In the current digital age where we have endless raw data, the ability to build powerful and actionable visualization is of primary importance. The developers are spoiled for choice with a wide gamut of visualizations available to them through various tools.
One issue that I have seen with visualization developers is that they tend to jump-in right away into developing the visuals without giving due importance to the type of data that they are handling. While making sense of data is very important, we should also keep in mind the basic principles of data visualization.
According to Stephen Few, the thought leader on dashboard design best practices, “A dashboard is a visual display of the most important information needed to achieve one or more objectives; consolidated and arranged on a single screen so the information can be monitored at a glance.” Keeping that in mind, the next obvious question arises – Where should we start if we want to create a really effective dashboard? Here are the guiding questions to start with:
- Whom does this dashboard serve?
- What is the dashboard meant to tell them?
- What specific action(s) should the dashboard drive?
- Does the dashboard effectively convey the message?
- Does the dashboard effectively support the desired action?

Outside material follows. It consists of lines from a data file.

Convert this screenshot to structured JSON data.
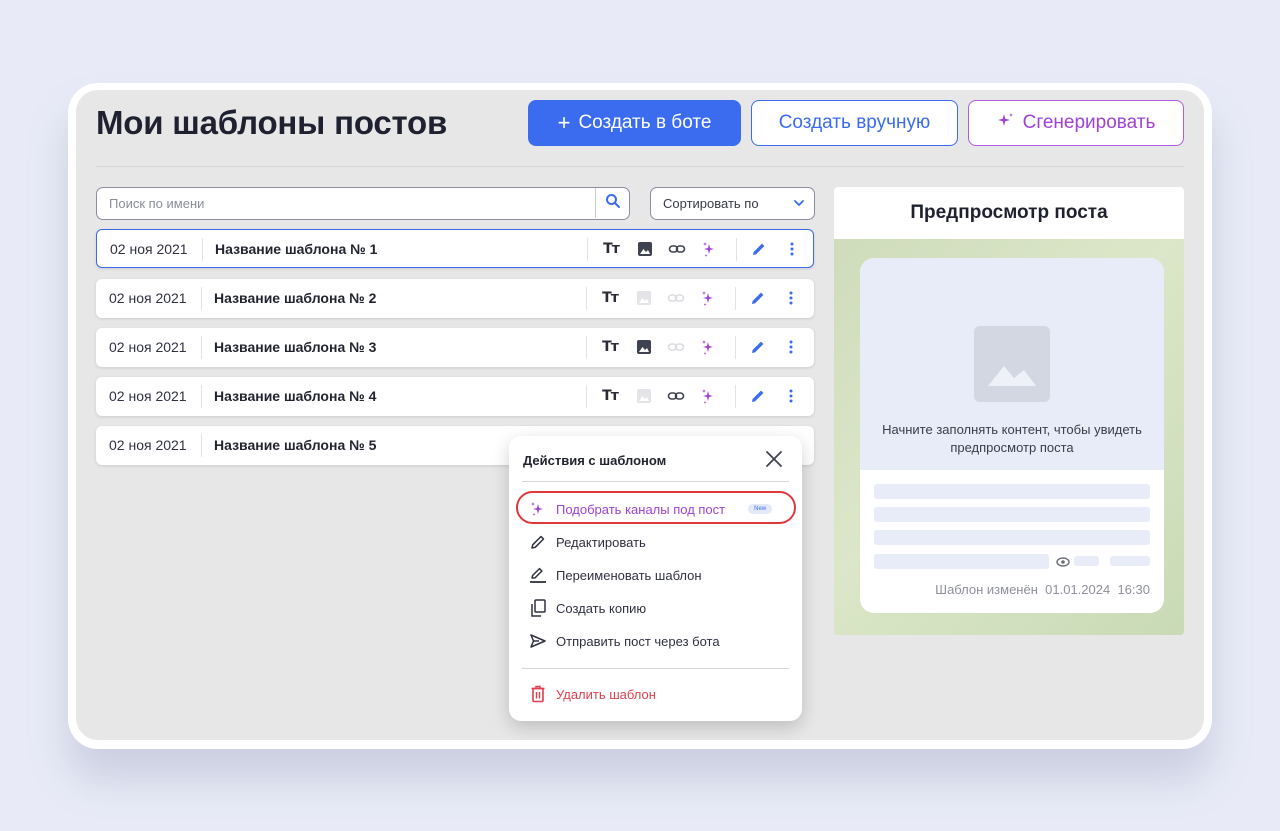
{
  "page": {
    "title": "Мои шаблоны постов"
  },
  "toolbar": {
    "create_bot_label": "Создать в боте",
    "create_bot_icon": "plus-icon",
    "create_manual_label": "Создать вручную",
    "generate_label": "Сгенерировать",
    "generate_icon": "sparkle-icon"
  },
  "search": {
    "placeholder": "Поиск по имени",
    "value": ""
  },
  "sort": {
    "label": "Сортировать по"
  },
  "templates": [
    {
      "date": "02 ноя 2021",
      "name": "Название шаблона № 1",
      "has_image": true,
      "has_link": true
    },
    {
      "date": "02 ноя 2021",
      "name": "Название шаблона № 2",
      "has_image": false,
      "has_link": false
    },
    {
      "date": "02 ноя 2021",
      "name": "Название шаблона № 3",
      "has_image": true,
      "has_link": false
    },
    {
      "date": "02 ноя 2021",
      "name": "Название шаблона № 4",
      "has_image": false,
      "has_link": true
    },
    {
      "date": "02 ноя 2021",
      "name": "Название шаблона № 5"
    }
  ],
  "row_icons": {
    "text": "Тт"
  },
  "preview": {
    "title": "Предпросмотр поста",
    "hint": "Начните заполнять контент, чтобы увидеть предпросмотр поста",
    "changed_label": "Шаблон изменён",
    "changed_date": "01.01.2024",
    "changed_time": "16:30"
  },
  "menu": {
    "title": "Действия с шаблоном",
    "items": [
      {
        "label": "Подобрать каналы под пост",
        "icon": "sparkle-icon",
        "badge": "New"
      },
      {
        "label": "Редактировать",
        "icon": "pencil-icon"
      },
      {
        "label": "Переименовать шаблон",
        "icon": "rename-icon"
      },
      {
        "label": "Создать копию",
        "icon": "copy-icon"
      },
      {
        "label": "Отправить пост через бота",
        "icon": "send-icon"
      }
    ],
    "delete_label": "Удалить шаблон"
  },
  "colors": {
    "accent_blue": "#3b6cf0",
    "accent_purple": "#a042d8",
    "danger": "#e0414d",
    "highlight": "#e2363d"
  }
}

If you’re doing a polish session or custom demo for a customer, the first three are questions that you should answer in discovery with them. Otherwise, it’s up to you, as the author, to decide. Whether you’re working solo or with a customer, you must be sure to get very specific with your answers. When you try to appeal to everybody, you end up appealing to nobody.

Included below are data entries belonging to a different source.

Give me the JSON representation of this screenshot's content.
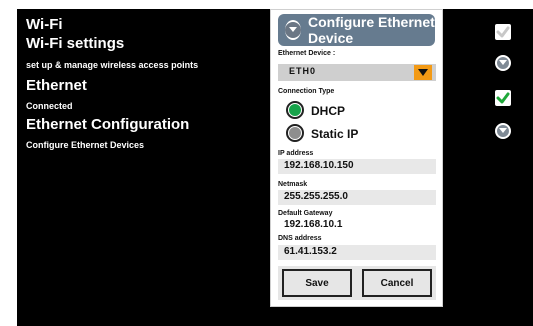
{
  "left": {
    "wifi_title": "Wi-Fi",
    "wifi_settings": "Wi-Fi settings",
    "wifi_desc": "set up & manage wireless access points",
    "ethernet_title": "Ethernet",
    "ethernet_status": "Connected",
    "eth_config_title": "Ethernet Configuration",
    "eth_config_desc": "Configure Ethernet Devices"
  },
  "right": {
    "wifi_checkbox": {
      "checked": true,
      "color": "#c8c8c8"
    },
    "ethernet_checkbox": {
      "checked": true,
      "color": "#1fa83a"
    }
  },
  "dialog": {
    "title": "Configure Ethernet Device",
    "device_label": "Ethernet Device :",
    "device_value": "ETH0",
    "connection_type_label": "Connection Type",
    "options": [
      {
        "label": "DHCP",
        "selected": true
      },
      {
        "label": "Static IP",
        "selected": false
      }
    ],
    "ip_label": "IP address",
    "ip_value": "192.168.10.150",
    "netmask_label": "Netmask",
    "netmask_value": "255.255.255.0",
    "gateway_label": "Default Gateway",
    "gateway_value": "192.168.10.1",
    "dns_label": "DNS address",
    "dns_value": "61.41.153.2",
    "save_label": "Save",
    "cancel_label": "Cancel"
  },
  "colors": {
    "accent_orange": "#f39a15",
    "selected_green": "#17a34a",
    "header_blue": "#667b8f"
  }
}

For example, let’s say you’re working with sales data to develop a quota KPI for the sales of a certain type of product – there are multiple different audiences you could have. You need to think about who is going to see the dashboard, and therefore what action they might want to take as a result of looking at it. If it’s for leadership, maybe they need to look at this KPI to judge whether quotas are realistic. If it’s for sales managers, maybe they need to see who on their team needs coaching, or maybe they can identify peers whose teams are performing really well, so they can ask for advice. You would likely design a slightly different dashboard to support each of these three actions.

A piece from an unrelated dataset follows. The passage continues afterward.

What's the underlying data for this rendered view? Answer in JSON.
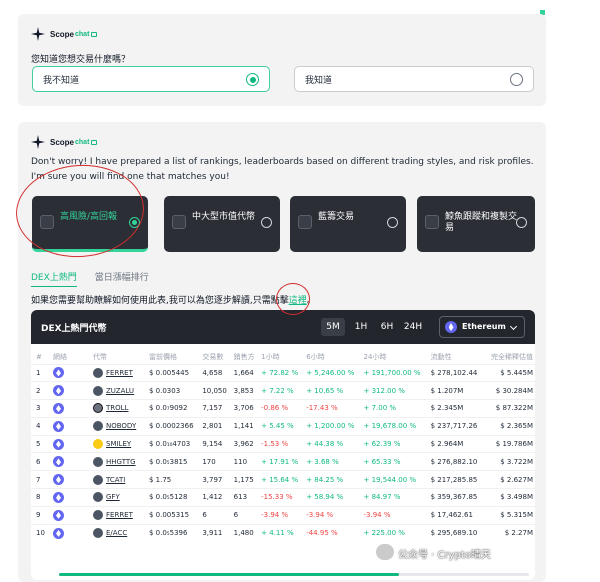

It’s really important in dashboard design to begin with the end in mind, and the guiding questions will help you do that.